- [WHAT YOU ARE ASKED TO DO] Each record must be returned exactly, apart from the pictures, which stay out.

- [Component data from apps and pages]

━━━━━━━━━━

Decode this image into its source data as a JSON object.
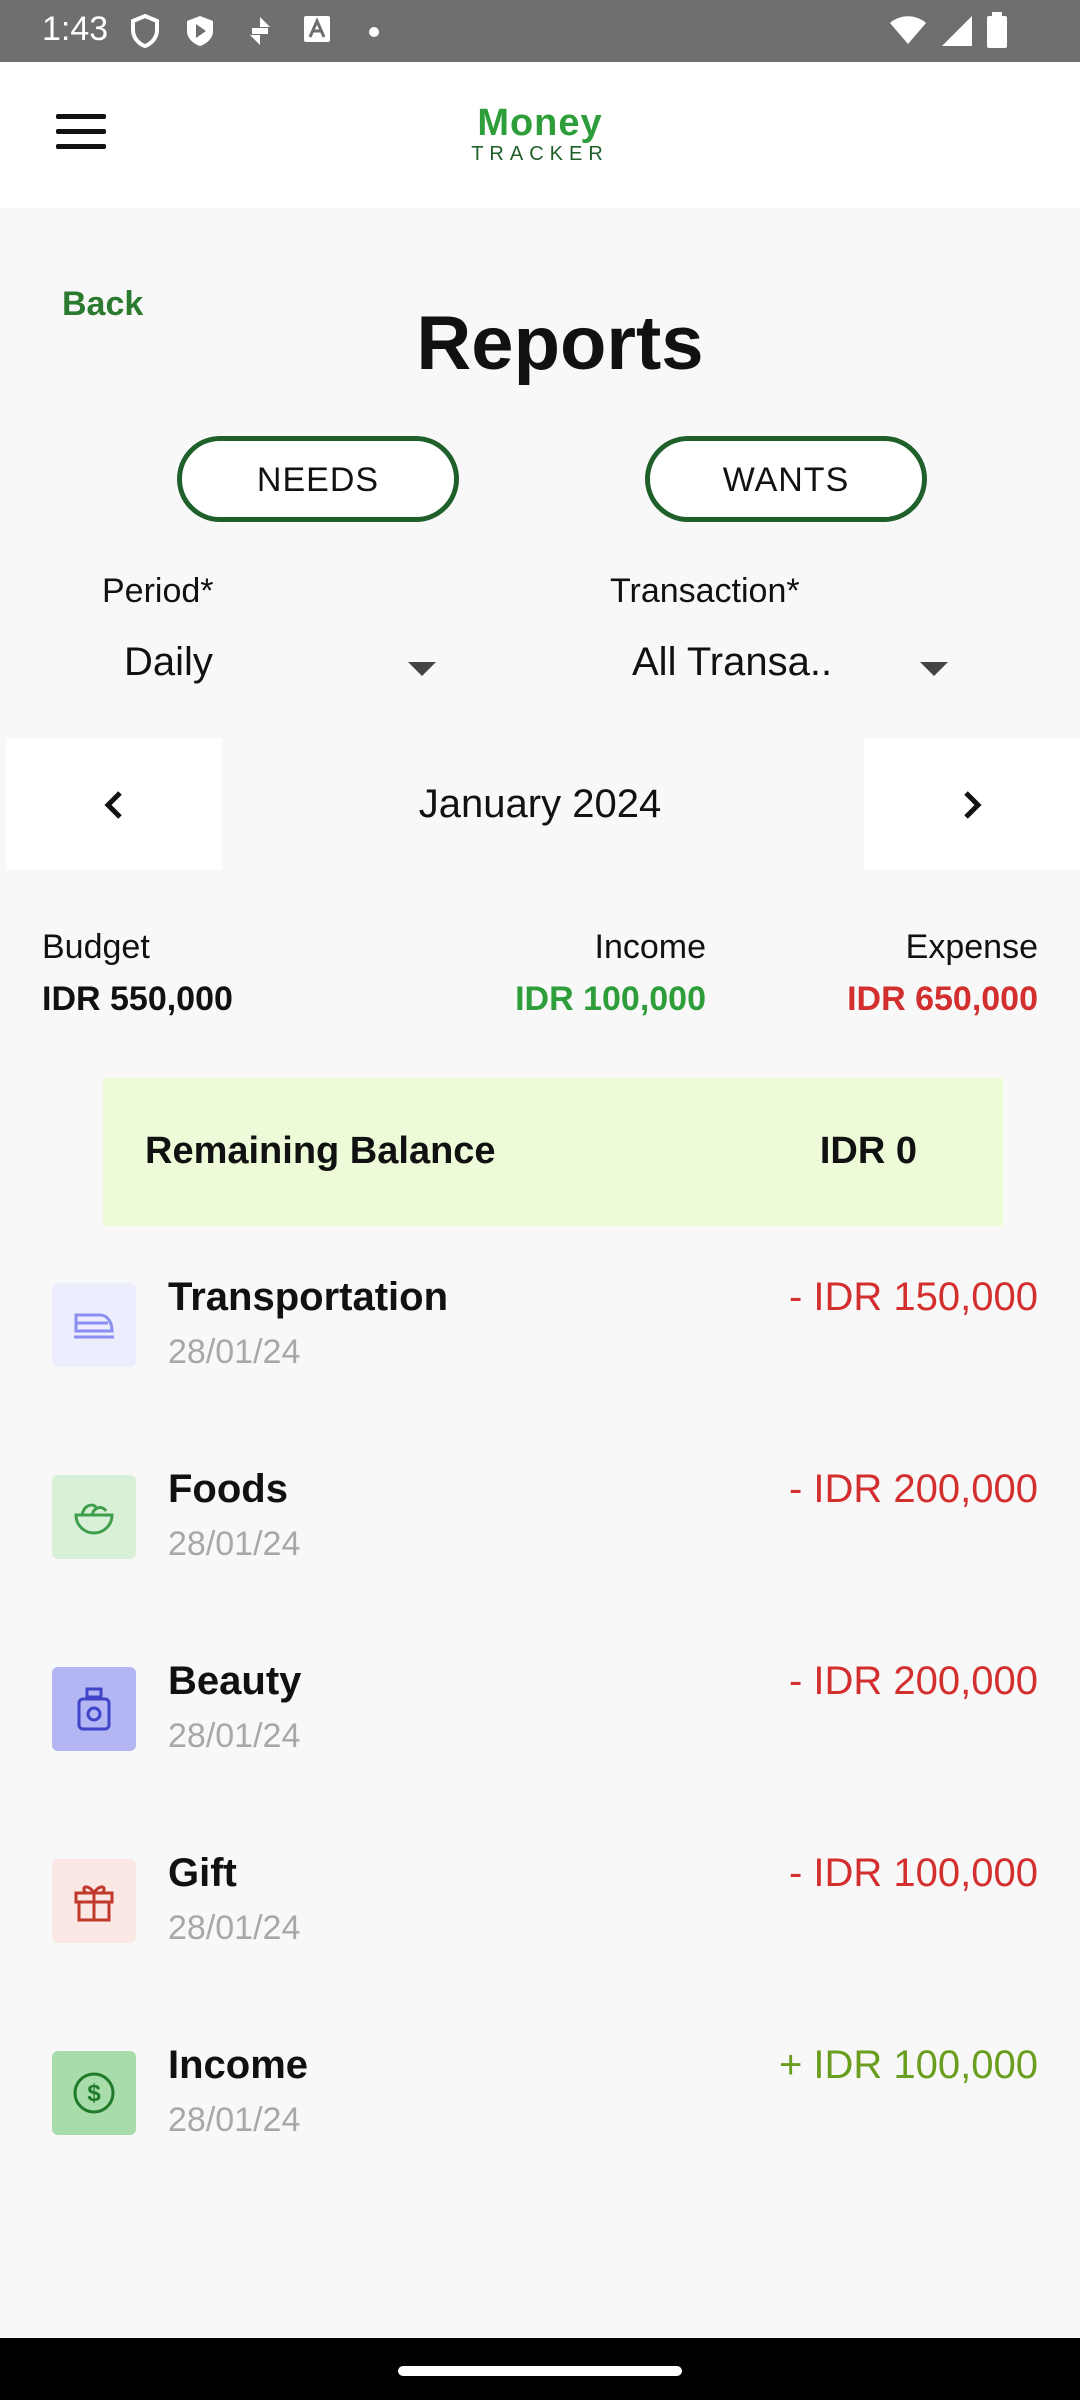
{
  "status_bar": {
    "time": "1:43"
  },
  "app": {
    "logo_line1": "Money",
    "logo_line2": "TRACKER"
  },
  "page": {
    "back_label": "Back",
    "title": "Reports"
  },
  "toggles": {
    "needs": "NEEDS",
    "wants": "WANTS"
  },
  "filters": {
    "period_label": "Period*",
    "period_value": "Daily",
    "transaction_label": "Transaction*",
    "transaction_value": "All Transa.."
  },
  "month_nav": {
    "current": "January 2024"
  },
  "summary": {
    "budget_label": "Budget",
    "budget_value": "IDR 550,000",
    "income_label": "Income",
    "income_value": "IDR 100,000",
    "expense_label": "Expense",
    "expense_value": "IDR 650,000"
  },
  "remaining": {
    "label": "Remaining Balance",
    "value": "IDR 0"
  },
  "transactions": [
    {
      "name": "Transportation",
      "date": "28/01/24",
      "amount": "- IDR 150,000",
      "icon": "train-icon"
    },
    {
      "name": "Foods",
      "date": "28/01/24",
      "amount": "- IDR 200,000",
      "icon": "food-bowl-icon"
    },
    {
      "name": "Beauty",
      "date": "28/01/24",
      "amount": "- IDR 200,000",
      "icon": "perfume-icon"
    },
    {
      "name": "Gift",
      "date": "28/01/24",
      "amount": "- IDR 100,000",
      "icon": "gift-icon"
    },
    {
      "name": "Income",
      "date": "28/01/24",
      "amount": "+ IDR 100,000",
      "icon": "dollar-icon"
    }
  ],
  "colors": {
    "brand_green": "#2e9e3a",
    "dark_green": "#1f5f2a",
    "income_green": "#2e9e3a",
    "expense_red": "#d32f2f",
    "income_item_green": "#6a9e1f",
    "remaining_bg": "#edfbd8"
  }
}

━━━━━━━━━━

- [RESULT OF THE TASK]
Decode this image into its source data as a JSON object.
{
  "status_bar": {
    "time": "1:43"
  },
  "app": {
    "logo_line1": "Money",
    "logo_line2": "TRACKER"
  },
  "page": {
    "back_label": "Back",
    "title": "Reports"
  },
  "toggles": {
    "needs": "NEEDS",
    "wants": "WANTS"
  },
  "filters": {
    "period_label": "Period*",
    "period_value": "Daily",
    "transaction_label": "Transaction*",
    "transaction_value": "All Transa.."
  },
  "month_nav": {
    "current": "January 2024"
  },
  "summary": {
    "budget_label": "Budget",
    "budget_value": "IDR 550,000",
    "income_label": "Income",
    "income_value": "IDR 100,000",
    "expense_label": "Expense",
    "expense_value": "IDR 650,000"
  },
  "remaining": {
    "label": "Remaining Balance",
    "value": "IDR 0"
  },
  "transactions": [
    {
      "name": "Transportation",
      "date": "28/01/24",
      "amount": "- IDR 150,000",
      "icon": "train-icon"
    },
    {
      "name": "Foods",
      "date": "28/01/24",
      "amount": "- IDR 200,000",
      "icon": "food-bowl-icon"
    },
    {
      "name": "Beauty",
      "date": "28/01/24",
      "amount": "- IDR 200,000",
      "icon": "perfume-icon"
    },
    {
      "name": "Gift",
      "date": "28/01/24",
      "amount": "- IDR 100,000",
      "icon": "gift-icon"
    },
    {
      "name": "Income",
      "date": "28/01/24",
      "amount": "+ IDR 100,000",
      "icon": "dollar-icon"
    }
  ],
  "colors": {
    "brand_green": "#2e9e3a",
    "dark_green": "#1f5f2a",
    "income_green": "#2e9e3a",
    "expense_red": "#d32f2f",
    "income_item_green": "#6a9e1f",
    "remaining_bg": "#edfbd8"
  }
}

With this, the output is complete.